Off the Kuff Rotating Header Image

If that’s your best, your best won’t do

We may never actually comply with federal clean air regulations.

Texas’ new plan to improve the Houston area’s famously dirty air may not meet federal limits for smog.

The pollution-fighting plan that state regulators are rolling out today predicts marked reductions in ozone, or smog, levels throughout the eight-county region.

But monitors in Deer Park and Sharpstown would still exceed federal limits by the 2019 deadline, according to the state’s projections. And the entire region would be out of compliance if one monitor showed ozone levels above the standards.
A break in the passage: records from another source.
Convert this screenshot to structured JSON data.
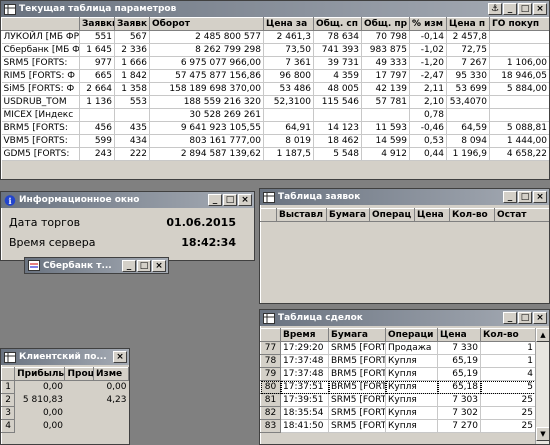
{
  "params": {
    "title": "Текущая таблица параметров",
    "columns": [
      "",
      "Заявки",
      "Заявк",
      "Оборот",
      "Цена за",
      "Общ. сп",
      "Общ. пр",
      "% изм",
      "Цена п",
      "ГО покуп"
    ],
    "rows": [
      [
        "ЛУКОЙЛ [МБ ФР",
        "551",
        "567",
        "2 485 800 577",
        "2 461,3",
        "78 634",
        "70 798",
        "-0,14",
        "2 457,8",
        ""
      ],
      [
        "Сбербанк [МБ ФР",
        "1 645",
        "2 336",
        "8 262 799 298",
        "73,50",
        "741 393",
        "983 875",
        "-1,02",
        "72,75",
        ""
      ],
      [
        "SRM5 [FORTS:",
        "977",
        "1 666",
        "6 975 077 966,00",
        "7 361",
        "39 731",
        "49 333",
        "-1,20",
        "7 267",
        "1 106,00"
      ],
      [
        "RIM5 [FORTS: Ф",
        "665",
        "1 842",
        "57 475 877 156,86",
        "96 800",
        "4 359",
        "17 797",
        "-2,47",
        "95 330",
        "18 946,05"
      ],
      [
        "SiM5 [FORTS: Ф",
        "2 664",
        "1 358",
        "158 189 698 370,00",
        "53 486",
        "48 005",
        "42 139",
        "2,11",
        "53 699",
        "5 884,00"
      ],
      [
        "USDRUB_TOM",
        "1 136",
        "553",
        "188 559 216 320",
        "52,3100",
        "115 546",
        "57 781",
        "2,10",
        "53,4070",
        ""
      ],
      [
        "MICEX [Индекс",
        "",
        "",
        "30 528 269 261",
        "",
        "",
        "",
        "0,78",
        "",
        ""
      ],
      [
        "BRM5 [FORTS:",
        "456",
        "435",
        "9 641 923 105,55",
        "64,91",
        "14 123",
        "11 593",
        "-0,46",
        "64,59",
        "5 088,81"
      ],
      [
        "VBM5 [FORTS:",
        "599",
        "434",
        "803 161 777,00",
        "8 019",
        "18 462",
        "14 599",
        "0,53",
        "8 094",
        "1 444,00"
      ],
      [
        "GDM5 [FORTS:",
        "243",
        "222",
        "2 894 587 139,62",
        "1 187,5",
        "5 548",
        "4 912",
        "0,44",
        "1 196,9",
        "4 658,22"
      ]
    ]
  },
  "info": {
    "title": "Информационное окно",
    "date_label": "Дата торгов",
    "date_value": "01.06.2015",
    "time_label": "Время сервера",
    "time_value": "18:42:34"
  },
  "sber": {
    "title": "Сбербанк т..."
  },
  "orders": {
    "title": "Таблица заявок",
    "columns": [
      "",
      "Выставл",
      "Бумага",
      "Операц",
      "Цена",
      "Кол-во",
      "Остат"
    ]
  },
  "deals": {
    "title": "Таблица сделок",
    "columns": [
      "",
      "Время",
      "Бумага",
      "Операци",
      "Цена",
      "Кол-во"
    ],
    "rows": [
      [
        "77",
        "17:29:20",
        "SRM5 [FORT",
        "Продажа",
        "7 330",
        "1"
      ],
      [
        "78",
        "17:37:48",
        "BRM5 [FORT",
        "Купля",
        "65,19",
        "1"
      ],
      [
        "79",
        "17:37:48",
        "BRM5 [FORT",
        "Купля",
        "65,19",
        "4"
      ],
      [
        "80",
        "17:37:51",
        "BRM5 [FORT",
        "Купля",
        "65,18",
        "5"
      ],
      [
        "81",
        "17:39:51",
        "SRM5 [FORT",
        "Купля",
        "7 303",
        "25"
      ],
      [
        "82",
        "18:35:54",
        "SRM5 [FORT",
        "Купля",
        "7 302",
        "25"
      ],
      [
        "83",
        "18:41:50",
        "SRM5 [FORT",
        "Купля",
        "7 270",
        "25"
      ]
    ]
  },
  "client": {
    "title": "Клиентский по...",
    "columns": [
      "",
      "Прибыль",
      "Проц",
      "Изме"
    ],
    "rows": [
      [
        "1",
        "0,00",
        "",
        "0,00"
      ],
      [
        "2",
        "5 810,83",
        "",
        "4,23"
      ],
      [
        "3",
        "0,00",
        "",
        ""
      ],
      [
        "4",
        "0,00",
        "",
        ""
      ]
    ]
  },
  "colors": {
    "titlebar": "#6a7380",
    "window": "#d4d0c8",
    "desktop": "#808080"
  }
}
Just as a reminder, the standard we’re being asked to meet by 2019 is the one from 1997, not the one from today or the more stringent one that’s to come.

Still, state officials said the plan will bring Houston into compliance with the federal Environmental Protection Agency’s standards for ozone for the first time.

That’s because TCEQ’s modeling of future emissions doesn’t capture everything that will help reduce smog, such as a voluntary, state-funded program that helps businesses replace old, dirty industrial diesel engines.

At the same time, the Houston region’s air quality is already ahead of expectations, said Susana Hildebrand, TCEQ’s chief engineer.

In such cases, a federal policy allows states to argue that the “weight of evidence” predicts success even without scientific proof. Texas took that position with the smog plan for Dallas-Fort Worth, and the EPA approved it last year.

“All of our trends and analysis show that emissions are going down in Houston even when the population is growing,” Hildebrand said. “That’s what the weight of evidence is all about.”

Yes, well, perhaps if the TCEQ spent more time enforcing regulations and less time with energy industry lobbyists and climate change deniers, then they wouldn’t have to rely on such back-door approaches.

Related Posts:

One Comment

  1. Jim Schermbeck says:

    This is the note I wrote to the reporter yesterday:

    “In such cases, a federal policy allows states to argue that the “weight of evidence” predicts success even without scientific proof. Texas took that position with the smog plan for Dallas-Fort Worth, and the EPA approved it last year.”

    Don’t know that you’ve had reason to keep track, but DFW blew that SIP this summer, in the middle of the worst recession in 50 years. Had economic activity been at “normal” levels, we would have blown it even worse. Not exactly the kind of track record you want to base your Houston SIP on.

    At least one of the items in the “weight of evidence” DFW SIP was the continued expansion of “green cement” policies basically boycotting the products of older “wet kiln” cement plants in DFW in favor of ones from newer, less polluting ones. However, the operator of the oldest kilns now making cement in DDFW sued over those policies and TCEQ has refused to support their extension into state policy – they actively lobbied against bills that would have implemented green cement policies at TXDOT, or would have removed the small legal nail the cement plant is hanging its entire case on.

    Weight of Evidence is basically a wish list that, depending on who’s doing the wishing, may be totally unrealistic. In this case, it was a TCEQ exercise just to get DFW “on down the road” and not to submit a plan that would actually clean up the air. And, what-do-you-know, it didn’t.